■ STUDY MATERIAL ■
——

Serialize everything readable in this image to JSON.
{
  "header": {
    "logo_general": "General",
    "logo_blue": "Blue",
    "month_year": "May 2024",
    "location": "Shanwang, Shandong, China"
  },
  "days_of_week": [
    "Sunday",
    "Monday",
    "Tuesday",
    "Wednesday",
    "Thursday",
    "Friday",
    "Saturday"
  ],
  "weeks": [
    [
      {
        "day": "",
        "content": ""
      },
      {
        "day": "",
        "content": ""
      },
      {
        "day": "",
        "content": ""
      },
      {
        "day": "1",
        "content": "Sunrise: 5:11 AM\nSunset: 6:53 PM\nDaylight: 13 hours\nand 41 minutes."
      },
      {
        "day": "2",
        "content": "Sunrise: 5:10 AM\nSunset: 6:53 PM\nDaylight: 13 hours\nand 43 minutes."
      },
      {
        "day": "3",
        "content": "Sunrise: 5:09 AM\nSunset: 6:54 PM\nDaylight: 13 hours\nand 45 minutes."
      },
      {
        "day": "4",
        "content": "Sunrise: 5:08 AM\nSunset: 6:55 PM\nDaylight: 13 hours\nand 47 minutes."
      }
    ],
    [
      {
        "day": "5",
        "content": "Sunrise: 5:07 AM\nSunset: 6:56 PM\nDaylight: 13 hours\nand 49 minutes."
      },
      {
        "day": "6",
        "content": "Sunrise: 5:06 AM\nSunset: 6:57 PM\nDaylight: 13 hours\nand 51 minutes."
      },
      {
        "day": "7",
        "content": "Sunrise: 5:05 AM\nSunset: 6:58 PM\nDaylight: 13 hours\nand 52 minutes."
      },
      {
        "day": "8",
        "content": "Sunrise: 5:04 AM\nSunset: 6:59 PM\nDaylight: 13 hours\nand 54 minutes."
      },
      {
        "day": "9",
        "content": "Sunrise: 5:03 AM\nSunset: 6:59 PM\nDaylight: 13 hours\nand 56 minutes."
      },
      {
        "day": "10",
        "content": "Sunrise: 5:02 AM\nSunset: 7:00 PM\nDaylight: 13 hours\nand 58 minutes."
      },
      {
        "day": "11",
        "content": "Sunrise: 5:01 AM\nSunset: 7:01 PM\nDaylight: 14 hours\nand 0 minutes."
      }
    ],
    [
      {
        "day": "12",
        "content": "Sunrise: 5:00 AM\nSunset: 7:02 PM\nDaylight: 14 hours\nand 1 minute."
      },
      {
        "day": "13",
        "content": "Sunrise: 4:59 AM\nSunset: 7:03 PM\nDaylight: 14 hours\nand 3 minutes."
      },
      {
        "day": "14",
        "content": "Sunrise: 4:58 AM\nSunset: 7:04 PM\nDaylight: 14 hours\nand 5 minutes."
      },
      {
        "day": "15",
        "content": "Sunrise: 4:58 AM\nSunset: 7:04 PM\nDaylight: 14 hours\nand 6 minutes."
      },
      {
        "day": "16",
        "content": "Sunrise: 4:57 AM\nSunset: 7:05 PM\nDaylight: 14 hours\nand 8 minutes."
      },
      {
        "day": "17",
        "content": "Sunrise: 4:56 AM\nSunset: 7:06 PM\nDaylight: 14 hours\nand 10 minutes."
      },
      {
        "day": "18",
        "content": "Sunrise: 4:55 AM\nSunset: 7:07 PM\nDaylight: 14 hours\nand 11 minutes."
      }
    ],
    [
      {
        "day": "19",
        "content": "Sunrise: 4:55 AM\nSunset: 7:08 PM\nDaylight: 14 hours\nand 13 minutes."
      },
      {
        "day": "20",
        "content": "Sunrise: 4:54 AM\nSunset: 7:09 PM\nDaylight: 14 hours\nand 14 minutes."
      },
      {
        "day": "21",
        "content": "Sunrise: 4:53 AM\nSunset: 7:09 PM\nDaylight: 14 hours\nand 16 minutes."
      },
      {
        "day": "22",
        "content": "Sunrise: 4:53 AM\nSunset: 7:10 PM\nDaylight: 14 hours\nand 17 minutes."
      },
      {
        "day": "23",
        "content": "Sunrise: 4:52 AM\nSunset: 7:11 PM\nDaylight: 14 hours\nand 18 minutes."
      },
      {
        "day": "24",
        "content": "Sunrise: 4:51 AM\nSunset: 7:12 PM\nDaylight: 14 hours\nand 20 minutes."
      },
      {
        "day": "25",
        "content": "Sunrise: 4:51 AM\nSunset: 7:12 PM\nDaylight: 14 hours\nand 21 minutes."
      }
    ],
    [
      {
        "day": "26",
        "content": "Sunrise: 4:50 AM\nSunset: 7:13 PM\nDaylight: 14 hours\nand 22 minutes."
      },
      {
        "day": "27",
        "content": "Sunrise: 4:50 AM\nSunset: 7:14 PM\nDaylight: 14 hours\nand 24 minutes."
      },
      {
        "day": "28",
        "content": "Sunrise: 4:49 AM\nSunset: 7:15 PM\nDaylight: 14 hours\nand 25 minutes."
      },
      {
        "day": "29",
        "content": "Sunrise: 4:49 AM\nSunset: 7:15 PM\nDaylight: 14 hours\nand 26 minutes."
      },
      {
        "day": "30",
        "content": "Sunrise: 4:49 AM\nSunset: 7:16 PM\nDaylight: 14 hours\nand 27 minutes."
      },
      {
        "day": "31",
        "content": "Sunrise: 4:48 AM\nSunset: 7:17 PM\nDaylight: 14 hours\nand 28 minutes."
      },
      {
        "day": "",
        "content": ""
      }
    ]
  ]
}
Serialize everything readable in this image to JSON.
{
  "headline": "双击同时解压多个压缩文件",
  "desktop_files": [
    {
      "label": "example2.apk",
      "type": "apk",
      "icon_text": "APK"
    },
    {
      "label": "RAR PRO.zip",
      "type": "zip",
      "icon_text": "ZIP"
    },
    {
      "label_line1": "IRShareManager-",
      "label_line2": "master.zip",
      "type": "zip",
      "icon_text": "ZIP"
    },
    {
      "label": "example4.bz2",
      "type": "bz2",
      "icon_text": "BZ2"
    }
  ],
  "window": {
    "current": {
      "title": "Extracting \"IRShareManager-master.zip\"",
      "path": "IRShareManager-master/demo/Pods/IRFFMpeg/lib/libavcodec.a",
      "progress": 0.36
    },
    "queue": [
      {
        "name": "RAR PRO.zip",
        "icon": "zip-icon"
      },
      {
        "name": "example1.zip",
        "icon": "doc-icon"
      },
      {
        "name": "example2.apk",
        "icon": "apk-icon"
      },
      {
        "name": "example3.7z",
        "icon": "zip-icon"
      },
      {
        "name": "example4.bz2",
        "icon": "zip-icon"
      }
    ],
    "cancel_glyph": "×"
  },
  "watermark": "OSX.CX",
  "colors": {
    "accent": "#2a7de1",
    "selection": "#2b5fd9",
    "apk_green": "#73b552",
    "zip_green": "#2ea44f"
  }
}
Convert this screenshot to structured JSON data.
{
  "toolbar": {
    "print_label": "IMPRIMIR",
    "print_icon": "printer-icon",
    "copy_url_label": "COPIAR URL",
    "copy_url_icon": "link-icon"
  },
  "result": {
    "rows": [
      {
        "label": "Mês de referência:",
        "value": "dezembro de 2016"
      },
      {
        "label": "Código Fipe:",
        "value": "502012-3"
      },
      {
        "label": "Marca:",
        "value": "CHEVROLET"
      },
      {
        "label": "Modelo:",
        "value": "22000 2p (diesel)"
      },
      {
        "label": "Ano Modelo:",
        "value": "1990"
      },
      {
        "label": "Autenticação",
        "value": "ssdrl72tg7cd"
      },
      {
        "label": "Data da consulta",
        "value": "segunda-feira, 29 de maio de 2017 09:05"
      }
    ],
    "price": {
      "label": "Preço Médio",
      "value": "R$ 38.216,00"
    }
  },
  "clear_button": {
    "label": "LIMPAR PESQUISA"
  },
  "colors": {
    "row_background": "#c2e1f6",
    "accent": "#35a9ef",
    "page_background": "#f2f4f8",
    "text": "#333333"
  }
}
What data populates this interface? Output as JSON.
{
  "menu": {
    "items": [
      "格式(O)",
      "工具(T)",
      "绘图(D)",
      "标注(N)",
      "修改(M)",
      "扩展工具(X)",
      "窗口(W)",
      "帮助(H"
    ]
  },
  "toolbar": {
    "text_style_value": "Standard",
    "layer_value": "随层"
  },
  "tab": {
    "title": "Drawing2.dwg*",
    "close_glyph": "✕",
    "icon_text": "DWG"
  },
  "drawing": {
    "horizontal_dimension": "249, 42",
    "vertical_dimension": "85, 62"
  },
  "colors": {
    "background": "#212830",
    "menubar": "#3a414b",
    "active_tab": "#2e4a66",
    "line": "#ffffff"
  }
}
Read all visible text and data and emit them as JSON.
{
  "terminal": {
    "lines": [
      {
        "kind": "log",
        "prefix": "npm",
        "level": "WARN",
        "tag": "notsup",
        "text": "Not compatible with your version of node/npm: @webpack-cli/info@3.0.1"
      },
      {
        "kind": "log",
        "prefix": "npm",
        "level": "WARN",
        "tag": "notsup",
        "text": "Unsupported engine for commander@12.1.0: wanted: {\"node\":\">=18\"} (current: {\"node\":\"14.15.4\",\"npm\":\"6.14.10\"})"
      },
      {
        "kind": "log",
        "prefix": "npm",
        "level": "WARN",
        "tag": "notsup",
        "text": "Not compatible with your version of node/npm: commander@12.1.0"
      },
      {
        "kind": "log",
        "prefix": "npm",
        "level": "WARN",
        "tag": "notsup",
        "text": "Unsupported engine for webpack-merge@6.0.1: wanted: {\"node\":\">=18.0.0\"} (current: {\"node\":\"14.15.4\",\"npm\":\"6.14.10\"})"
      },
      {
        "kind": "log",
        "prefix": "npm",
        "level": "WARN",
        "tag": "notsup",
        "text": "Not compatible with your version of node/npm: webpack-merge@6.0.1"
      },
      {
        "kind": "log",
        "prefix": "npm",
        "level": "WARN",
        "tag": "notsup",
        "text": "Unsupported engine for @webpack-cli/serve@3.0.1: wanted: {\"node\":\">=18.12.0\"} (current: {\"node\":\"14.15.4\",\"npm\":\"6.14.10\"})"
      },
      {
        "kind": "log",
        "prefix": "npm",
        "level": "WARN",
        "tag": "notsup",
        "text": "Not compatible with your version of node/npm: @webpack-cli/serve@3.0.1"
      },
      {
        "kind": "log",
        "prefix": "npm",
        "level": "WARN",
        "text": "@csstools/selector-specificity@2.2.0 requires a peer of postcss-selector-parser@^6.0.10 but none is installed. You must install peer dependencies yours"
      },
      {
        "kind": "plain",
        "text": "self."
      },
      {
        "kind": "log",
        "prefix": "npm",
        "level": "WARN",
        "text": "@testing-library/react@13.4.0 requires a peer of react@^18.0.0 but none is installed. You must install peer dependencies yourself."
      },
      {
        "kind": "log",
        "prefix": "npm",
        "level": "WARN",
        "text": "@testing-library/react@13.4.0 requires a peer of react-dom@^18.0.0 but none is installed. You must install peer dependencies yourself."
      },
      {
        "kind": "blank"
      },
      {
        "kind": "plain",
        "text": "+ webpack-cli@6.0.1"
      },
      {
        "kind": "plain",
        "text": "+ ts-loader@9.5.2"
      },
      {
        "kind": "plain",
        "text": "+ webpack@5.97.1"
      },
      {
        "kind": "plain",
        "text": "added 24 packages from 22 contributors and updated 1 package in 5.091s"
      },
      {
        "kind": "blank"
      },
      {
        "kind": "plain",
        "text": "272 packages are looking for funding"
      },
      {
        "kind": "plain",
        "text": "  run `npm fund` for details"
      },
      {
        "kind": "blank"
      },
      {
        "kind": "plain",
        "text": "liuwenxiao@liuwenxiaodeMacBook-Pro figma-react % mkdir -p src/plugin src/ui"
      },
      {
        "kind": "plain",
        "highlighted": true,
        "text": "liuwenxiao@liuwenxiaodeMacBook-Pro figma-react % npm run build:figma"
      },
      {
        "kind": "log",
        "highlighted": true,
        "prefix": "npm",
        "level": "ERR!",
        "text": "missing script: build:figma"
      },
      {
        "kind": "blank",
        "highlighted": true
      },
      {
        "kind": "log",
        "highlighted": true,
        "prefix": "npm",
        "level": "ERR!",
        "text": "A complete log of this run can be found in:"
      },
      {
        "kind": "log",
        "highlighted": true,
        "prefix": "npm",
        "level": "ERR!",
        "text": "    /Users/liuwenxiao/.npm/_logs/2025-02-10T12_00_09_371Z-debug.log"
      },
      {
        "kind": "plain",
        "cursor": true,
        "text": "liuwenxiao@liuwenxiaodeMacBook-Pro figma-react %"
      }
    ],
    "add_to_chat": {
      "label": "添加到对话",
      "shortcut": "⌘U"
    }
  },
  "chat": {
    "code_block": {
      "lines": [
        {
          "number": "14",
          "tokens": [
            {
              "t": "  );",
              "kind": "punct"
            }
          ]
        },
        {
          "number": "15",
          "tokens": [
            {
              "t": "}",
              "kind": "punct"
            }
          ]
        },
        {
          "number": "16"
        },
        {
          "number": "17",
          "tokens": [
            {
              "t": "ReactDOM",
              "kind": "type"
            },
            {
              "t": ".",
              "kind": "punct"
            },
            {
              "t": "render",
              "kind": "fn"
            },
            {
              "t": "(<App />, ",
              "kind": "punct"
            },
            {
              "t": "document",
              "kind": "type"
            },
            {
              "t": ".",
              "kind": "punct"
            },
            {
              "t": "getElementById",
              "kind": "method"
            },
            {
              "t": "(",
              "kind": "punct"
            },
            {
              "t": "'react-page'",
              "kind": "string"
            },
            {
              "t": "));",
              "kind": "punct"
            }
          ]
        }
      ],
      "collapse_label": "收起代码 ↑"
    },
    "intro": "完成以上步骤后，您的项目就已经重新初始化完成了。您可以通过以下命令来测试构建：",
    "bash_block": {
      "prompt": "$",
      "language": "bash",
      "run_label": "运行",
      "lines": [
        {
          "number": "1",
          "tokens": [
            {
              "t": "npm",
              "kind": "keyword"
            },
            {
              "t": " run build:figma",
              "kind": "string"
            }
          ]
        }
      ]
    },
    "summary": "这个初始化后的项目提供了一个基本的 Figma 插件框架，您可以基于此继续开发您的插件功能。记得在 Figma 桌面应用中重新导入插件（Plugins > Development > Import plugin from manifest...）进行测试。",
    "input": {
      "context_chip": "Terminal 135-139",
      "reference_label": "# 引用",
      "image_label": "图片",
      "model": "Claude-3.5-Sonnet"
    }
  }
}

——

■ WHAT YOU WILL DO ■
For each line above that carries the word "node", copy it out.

■ RESULT OF THE TASK ■
        "text": "Not compatible with your version of node/npm: @webpack-cli/info@3.0.1"
        "text": "Unsupported engine for commander@12.1.0: wanted: {\"node\":\">=18\"} (current: {\"node\":\"14.15.4\",\"npm\":\"6.14.10\"})"
        "text": "Not compatible with your version of node/npm: commander@12.1.0"
        "text": "Unsupported engine for webpack-merge@6.0.1: wanted: {\"node\":\">=18.0.0\"} (current: {\"node\":\"14.15.4\",\"npm\":\"6.14.10\"})"
        "text": "Not compatible with your version of node/npm: webpack-merge@6.0.1"
        "text": "Unsupported engine for @webpack-cli/serve@3.0.1: wanted: {\"node\":\">=18.12.0\"} (current: {\"node\":\"14.15.4\",\"npm\":\"6.14.10\"})"
        "text": "Not compatible with your version of node/npm: @webpack-cli/serve@3.0.1"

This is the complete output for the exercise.